Task to carry out
Each record should be given back exactly, with none missing.

Data about app and page elements:
↓

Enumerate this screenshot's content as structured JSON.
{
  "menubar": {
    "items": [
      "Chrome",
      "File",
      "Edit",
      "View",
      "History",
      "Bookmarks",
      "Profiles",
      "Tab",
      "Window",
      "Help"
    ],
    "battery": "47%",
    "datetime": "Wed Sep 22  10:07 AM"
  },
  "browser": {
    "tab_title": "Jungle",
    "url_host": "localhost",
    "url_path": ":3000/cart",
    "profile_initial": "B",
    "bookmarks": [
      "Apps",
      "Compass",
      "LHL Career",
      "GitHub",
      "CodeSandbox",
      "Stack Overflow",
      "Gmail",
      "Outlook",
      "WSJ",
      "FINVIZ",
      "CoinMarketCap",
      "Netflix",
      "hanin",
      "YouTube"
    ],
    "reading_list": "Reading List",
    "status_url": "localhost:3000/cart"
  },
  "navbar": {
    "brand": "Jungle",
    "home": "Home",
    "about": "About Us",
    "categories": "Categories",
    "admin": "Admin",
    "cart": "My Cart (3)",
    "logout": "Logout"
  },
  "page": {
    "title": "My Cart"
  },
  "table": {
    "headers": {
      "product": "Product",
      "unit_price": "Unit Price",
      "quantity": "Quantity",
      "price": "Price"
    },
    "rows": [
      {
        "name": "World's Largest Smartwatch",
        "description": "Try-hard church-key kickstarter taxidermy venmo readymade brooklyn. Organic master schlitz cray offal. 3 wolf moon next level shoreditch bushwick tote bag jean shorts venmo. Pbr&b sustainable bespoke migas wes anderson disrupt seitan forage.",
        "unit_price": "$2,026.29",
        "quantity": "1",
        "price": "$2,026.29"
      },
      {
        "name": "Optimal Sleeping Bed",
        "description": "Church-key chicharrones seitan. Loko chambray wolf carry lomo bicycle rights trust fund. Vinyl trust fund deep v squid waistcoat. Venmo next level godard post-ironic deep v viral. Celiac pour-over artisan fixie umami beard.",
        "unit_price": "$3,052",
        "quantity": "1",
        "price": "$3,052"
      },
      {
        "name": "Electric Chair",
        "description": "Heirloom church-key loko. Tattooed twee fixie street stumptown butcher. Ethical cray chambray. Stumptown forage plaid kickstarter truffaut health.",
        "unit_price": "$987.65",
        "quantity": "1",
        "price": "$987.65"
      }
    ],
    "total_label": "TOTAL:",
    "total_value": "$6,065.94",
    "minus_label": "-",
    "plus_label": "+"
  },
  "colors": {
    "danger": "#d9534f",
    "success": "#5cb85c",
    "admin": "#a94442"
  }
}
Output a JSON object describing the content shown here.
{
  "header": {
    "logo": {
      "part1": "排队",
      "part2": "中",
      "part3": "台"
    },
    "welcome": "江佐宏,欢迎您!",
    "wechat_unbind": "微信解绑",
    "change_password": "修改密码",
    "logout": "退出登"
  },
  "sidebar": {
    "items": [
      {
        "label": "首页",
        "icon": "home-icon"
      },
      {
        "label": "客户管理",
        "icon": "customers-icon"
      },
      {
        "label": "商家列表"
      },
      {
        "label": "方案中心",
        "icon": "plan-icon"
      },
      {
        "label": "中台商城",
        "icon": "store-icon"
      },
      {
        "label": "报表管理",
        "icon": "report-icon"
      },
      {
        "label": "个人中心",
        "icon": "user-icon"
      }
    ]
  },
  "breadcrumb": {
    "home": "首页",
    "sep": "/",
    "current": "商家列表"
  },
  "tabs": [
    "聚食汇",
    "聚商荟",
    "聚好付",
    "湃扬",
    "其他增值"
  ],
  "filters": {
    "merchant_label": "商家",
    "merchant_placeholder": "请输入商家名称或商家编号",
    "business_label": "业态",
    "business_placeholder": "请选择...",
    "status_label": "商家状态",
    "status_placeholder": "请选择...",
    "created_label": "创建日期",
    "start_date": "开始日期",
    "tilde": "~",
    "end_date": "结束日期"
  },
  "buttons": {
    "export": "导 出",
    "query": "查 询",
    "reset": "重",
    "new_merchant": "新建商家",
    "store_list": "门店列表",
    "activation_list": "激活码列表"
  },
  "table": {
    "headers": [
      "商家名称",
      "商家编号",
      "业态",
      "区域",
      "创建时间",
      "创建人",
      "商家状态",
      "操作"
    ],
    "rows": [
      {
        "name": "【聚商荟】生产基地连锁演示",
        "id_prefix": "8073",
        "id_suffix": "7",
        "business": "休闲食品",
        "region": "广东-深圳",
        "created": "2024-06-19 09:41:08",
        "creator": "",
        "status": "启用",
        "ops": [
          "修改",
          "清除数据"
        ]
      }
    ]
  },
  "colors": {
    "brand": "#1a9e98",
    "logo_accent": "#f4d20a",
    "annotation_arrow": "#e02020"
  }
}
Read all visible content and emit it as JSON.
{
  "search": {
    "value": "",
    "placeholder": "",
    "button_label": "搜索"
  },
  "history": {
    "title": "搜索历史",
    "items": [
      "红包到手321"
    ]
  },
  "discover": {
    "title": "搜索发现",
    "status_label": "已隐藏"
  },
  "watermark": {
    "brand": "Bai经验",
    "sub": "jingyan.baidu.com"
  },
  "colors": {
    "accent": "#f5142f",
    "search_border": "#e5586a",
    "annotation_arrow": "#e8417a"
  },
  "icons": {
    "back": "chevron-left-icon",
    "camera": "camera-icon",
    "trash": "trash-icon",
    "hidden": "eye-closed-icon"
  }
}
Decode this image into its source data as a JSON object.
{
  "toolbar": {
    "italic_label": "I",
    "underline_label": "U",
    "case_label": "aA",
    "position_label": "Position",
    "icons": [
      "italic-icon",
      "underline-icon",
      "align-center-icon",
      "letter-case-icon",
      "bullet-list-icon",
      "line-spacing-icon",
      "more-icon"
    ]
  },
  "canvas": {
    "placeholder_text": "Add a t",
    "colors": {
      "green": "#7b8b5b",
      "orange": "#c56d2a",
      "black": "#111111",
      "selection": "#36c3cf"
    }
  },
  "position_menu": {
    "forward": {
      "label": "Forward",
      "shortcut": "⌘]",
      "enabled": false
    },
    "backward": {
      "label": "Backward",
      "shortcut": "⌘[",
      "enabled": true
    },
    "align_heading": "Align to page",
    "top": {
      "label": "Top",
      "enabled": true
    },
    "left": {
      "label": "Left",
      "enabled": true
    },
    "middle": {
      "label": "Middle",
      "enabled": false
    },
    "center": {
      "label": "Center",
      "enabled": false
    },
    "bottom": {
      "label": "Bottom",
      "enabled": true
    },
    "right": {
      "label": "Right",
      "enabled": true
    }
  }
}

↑

Answer section
Enumerate this screenshot's content as structured JSON.
{
  "menubar": {
    "items": [
      "Chrome",
      "File",
      "Edit",
      "View",
      "History",
      "Bookmarks",
      "Profiles",
      "Tab",
      "Window",
      "Help"
    ],
    "battery": "47%",
    "datetime": "Wed Sep 22  10:07 AM"
  },
  "browser": {
    "tab_title": "Jungle",
    "url_host": "localhost",
    "url_path": ":3000/cart",
    "profile_initial": "B",
    "bookmarks": [
      "Apps",
      "Compass",
      "LHL Career",
      "GitHub",
      "CodeSandbox",
      "Stack Overflow",
      "Gmail",
      "Outlook",
      "WSJ",
      "FINVIZ",
      "CoinMarketCap",
      "Netflix",
      "hanin",
      "YouTube"
    ],
    "reading_list": "Reading List",
    "status_url": "localhost:3000/cart"
  },
  "navbar": {
    "brand": "Jungle",
    "home": "Home",
    "about": "About Us",
    "categories": "Categories",
    "admin": "Admin",
    "cart": "My Cart (3)",
    "logout": "Logout"
  },
  "page": {
    "title": "My Cart"
  },
  "table": {
    "headers": {
      "product": "Product",
      "unit_price": "Unit Price",
      "quantity": "Quantity",
      "price": "Price"
    },
    "rows": [
      {
        "name": "World's Largest Smartwatch",
        "description": "Try-hard church-key kickstarter taxidermy venmo readymade brooklyn. Organic master schlitz cray offal. 3 wolf moon next level shoreditch bushwick tote bag jean shorts venmo. Pbr&b sustainable bespoke migas wes anderson disrupt seitan forage.",
        "unit_price": "$2,026.29",
        "quantity": "1",
        "price": "$2,026.29"
      },
      {
        "name": "Optimal Sleeping Bed",
        "description": "Church-key chicharrones seitan. Loko chambray wolf carry lomo bicycle rights trust fund. Vinyl trust fund deep v squid waistcoat. Venmo next level godard post-ironic deep v viral. Celiac pour-over artisan fixie umami beard.",
        "unit_price": "$3,052",
        "quantity": "1",
        "price": "$3,052"
      },
      {
        "name": "Electric Chair",
        "description": "Heirloom church-key loko. Tattooed twee fixie street stumptown butcher. Ethical cray chambray. Stumptown forage plaid kickstarter truffaut health.",
        "unit_price": "$987.65",
        "quantity": "1",
        "price": "$987.65"
      }
    ],
    "total_label": "TOTAL:",
    "total_value": "$6,065.94",
    "minus_label": "-",
    "plus_label": "+"
  },
  "colors": {
    "danger": "#d9534f",
    "success": "#5cb85c",
    "admin": "#a94442"
  }
}
Output a JSON object describing the content shown here.
{
  "header": {
    "logo": {
      "part1": "排队",
      "part2": "中",
      "part3": "台"
    },
    "welcome": "江佐宏,欢迎您!",
    "wechat_unbind": "微信解绑",
    "change_password": "修改密码",
    "logout": "退出登"
  },
  "sidebar": {
    "items": [
      {
        "label": "首页",
        "icon": "home-icon"
      },
      {
        "label": "客户管理",
        "icon": "customers-icon"
      },
      {
        "label": "商家列表"
      },
      {
        "label": "方案中心",
        "icon": "plan-icon"
      },
      {
        "label": "中台商城",
        "icon": "store-icon"
      },
      {
        "label": "报表管理",
        "icon": "report-icon"
      },
      {
        "label": "个人中心",
        "icon": "user-icon"
      }
    ]
  },
  "breadcrumb": {
    "home": "首页",
    "sep": "/",
    "current": "商家列表"
  },
  "tabs": [
    "聚食汇",
    "聚商荟",
    "聚好付",
    "湃扬",
    "其他增值"
  ],
  "filters": {
    "merchant_label": "商家",
    "merchant_placeholder": "请输入商家名称或商家编号",
    "business_label": "业态",
    "business_placeholder": "请选择...",
    "status_label": "商家状态",
    "status_placeholder": "请选择...",
    "created_label": "创建日期",
    "start_date": "开始日期",
    "tilde": "~",
    "end_date": "结束日期"
  },
  "buttons": {
    "export": "导 出",
    "query": "查 询",
    "reset": "重",
    "new_merchant": "新建商家",
    "store_list": "门店列表",
    "activation_list": "激活码列表"
  },
  "table": {
    "headers": [
      "商家名称",
      "商家编号",
      "业态",
      "区域",
      "创建时间",
      "创建人",
      "商家状态",
      "操作"
    ],
    "rows": [
      {
        "name": "【聚商荟】生产基地连锁演示",
        "id_prefix": "8073",
        "id_suffix": "7",
        "business": "休闲食品",
        "region": "广东-深圳",
        "created": "2024-06-19 09:41:08",
        "creator": "",
        "status": "启用",
        "ops": [
          "修改",
          "清除数据"
        ]
      }
    ]
  },
  "colors": {
    "brand": "#1a9e98",
    "logo_accent": "#f4d20a",
    "annotation_arrow": "#e02020"
  }
}
Read all visible content and emit it as JSON.
{
  "search": {
    "value": "",
    "placeholder": "",
    "button_label": "搜索"
  },
  "history": {
    "title": "搜索历史",
    "items": [
      "红包到手321"
    ]
  },
  "discover": {
    "title": "搜索发现",
    "status_label": "已隐藏"
  },
  "watermark": {
    "brand": "Bai经验",
    "sub": "jingyan.baidu.com"
  },
  "colors": {
    "accent": "#f5142f",
    "search_border": "#e5586a",
    "annotation_arrow": "#e8417a"
  },
  "icons": {
    "back": "chevron-left-icon",
    "camera": "camera-icon",
    "trash": "trash-icon",
    "hidden": "eye-closed-icon"
  }
}
Decode this image into its source data as a JSON object.
{
  "toolbar": {
    "italic_label": "I",
    "underline_label": "U",
    "case_label": "aA",
    "position_label": "Position",
    "icons": [
      "italic-icon",
      "underline-icon",
      "align-center-icon",
      "letter-case-icon",
      "bullet-list-icon",
      "line-spacing-icon",
      "more-icon"
    ]
  },
  "canvas": {
    "placeholder_text": "Add a t",
    "colors": {
      "green": "#7b8b5b",
      "orange": "#c56d2a",
      "black": "#111111",
      "selection": "#36c3cf"
    }
  },
  "position_menu": {
    "forward": {
      "label": "Forward",
      "shortcut": "⌘]",
      "enabled": false
    },
    "backward": {
      "label": "Backward",
      "shortcut": "⌘[",
      "enabled": true
    },
    "align_heading": "Align to page",
    "top": {
      "label": "Top",
      "enabled": true
    },
    "left": {
      "label": "Left",
      "enabled": true
    },
    "middle": {
      "label": "Middle",
      "enabled": false
    },
    "center": {
      "label": "Center",
      "enabled": false
    },
    "bottom": {
      "label": "Bottom",
      "enabled": true
    },
    "right": {
      "label": "Right",
      "enabled": true
    }
  }
}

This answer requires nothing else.